**Exercise goal**
What is needed is a copy of each line in the listing below that contains "Чемпионат".
★ ★ ★ ★ ★ ★ ★
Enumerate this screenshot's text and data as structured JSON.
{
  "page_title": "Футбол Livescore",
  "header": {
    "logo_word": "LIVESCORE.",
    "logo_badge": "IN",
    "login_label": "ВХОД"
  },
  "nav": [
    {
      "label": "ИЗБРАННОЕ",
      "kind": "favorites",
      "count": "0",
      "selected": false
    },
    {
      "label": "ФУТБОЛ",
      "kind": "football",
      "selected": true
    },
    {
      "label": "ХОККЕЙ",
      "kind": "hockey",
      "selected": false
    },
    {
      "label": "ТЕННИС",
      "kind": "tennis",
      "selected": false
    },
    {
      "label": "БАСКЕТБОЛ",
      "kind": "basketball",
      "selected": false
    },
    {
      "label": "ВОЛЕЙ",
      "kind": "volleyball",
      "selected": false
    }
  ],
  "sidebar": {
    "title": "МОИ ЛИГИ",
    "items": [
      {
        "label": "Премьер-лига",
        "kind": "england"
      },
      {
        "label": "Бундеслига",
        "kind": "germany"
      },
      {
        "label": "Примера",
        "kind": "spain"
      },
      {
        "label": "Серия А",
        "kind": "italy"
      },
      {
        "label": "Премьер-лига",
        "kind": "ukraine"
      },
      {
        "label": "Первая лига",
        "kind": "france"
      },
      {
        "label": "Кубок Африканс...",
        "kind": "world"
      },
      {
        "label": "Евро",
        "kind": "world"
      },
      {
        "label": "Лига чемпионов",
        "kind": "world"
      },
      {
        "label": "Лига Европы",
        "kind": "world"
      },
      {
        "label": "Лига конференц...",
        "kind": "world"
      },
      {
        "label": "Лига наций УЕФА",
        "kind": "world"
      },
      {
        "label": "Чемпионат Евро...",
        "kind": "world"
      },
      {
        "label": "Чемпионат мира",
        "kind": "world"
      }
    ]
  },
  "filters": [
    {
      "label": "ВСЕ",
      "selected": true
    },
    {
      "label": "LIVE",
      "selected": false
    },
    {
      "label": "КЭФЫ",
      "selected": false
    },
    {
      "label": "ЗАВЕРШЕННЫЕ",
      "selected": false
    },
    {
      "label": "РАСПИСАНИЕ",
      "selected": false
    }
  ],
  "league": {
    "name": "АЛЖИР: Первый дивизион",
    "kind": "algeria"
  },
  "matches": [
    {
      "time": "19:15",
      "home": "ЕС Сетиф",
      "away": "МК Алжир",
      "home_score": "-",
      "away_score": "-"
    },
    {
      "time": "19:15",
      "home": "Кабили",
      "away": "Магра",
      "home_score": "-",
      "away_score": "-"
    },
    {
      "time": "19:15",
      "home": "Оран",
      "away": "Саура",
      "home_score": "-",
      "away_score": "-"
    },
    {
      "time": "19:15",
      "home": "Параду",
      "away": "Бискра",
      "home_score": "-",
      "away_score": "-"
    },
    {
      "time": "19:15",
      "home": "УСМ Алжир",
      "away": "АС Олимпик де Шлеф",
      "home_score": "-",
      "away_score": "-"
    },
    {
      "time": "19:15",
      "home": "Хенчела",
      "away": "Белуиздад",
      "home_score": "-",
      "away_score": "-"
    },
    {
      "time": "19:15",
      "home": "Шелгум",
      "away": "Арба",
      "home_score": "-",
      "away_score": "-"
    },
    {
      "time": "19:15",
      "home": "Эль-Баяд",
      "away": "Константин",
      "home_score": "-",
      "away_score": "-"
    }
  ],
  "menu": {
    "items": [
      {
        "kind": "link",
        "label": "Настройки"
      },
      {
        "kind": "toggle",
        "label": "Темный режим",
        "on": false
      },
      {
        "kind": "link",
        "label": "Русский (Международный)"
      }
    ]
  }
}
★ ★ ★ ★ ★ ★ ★
**Output for this exercise**
        "label": "Чемпионат Евро...",
        "label": "Чемпионат мира",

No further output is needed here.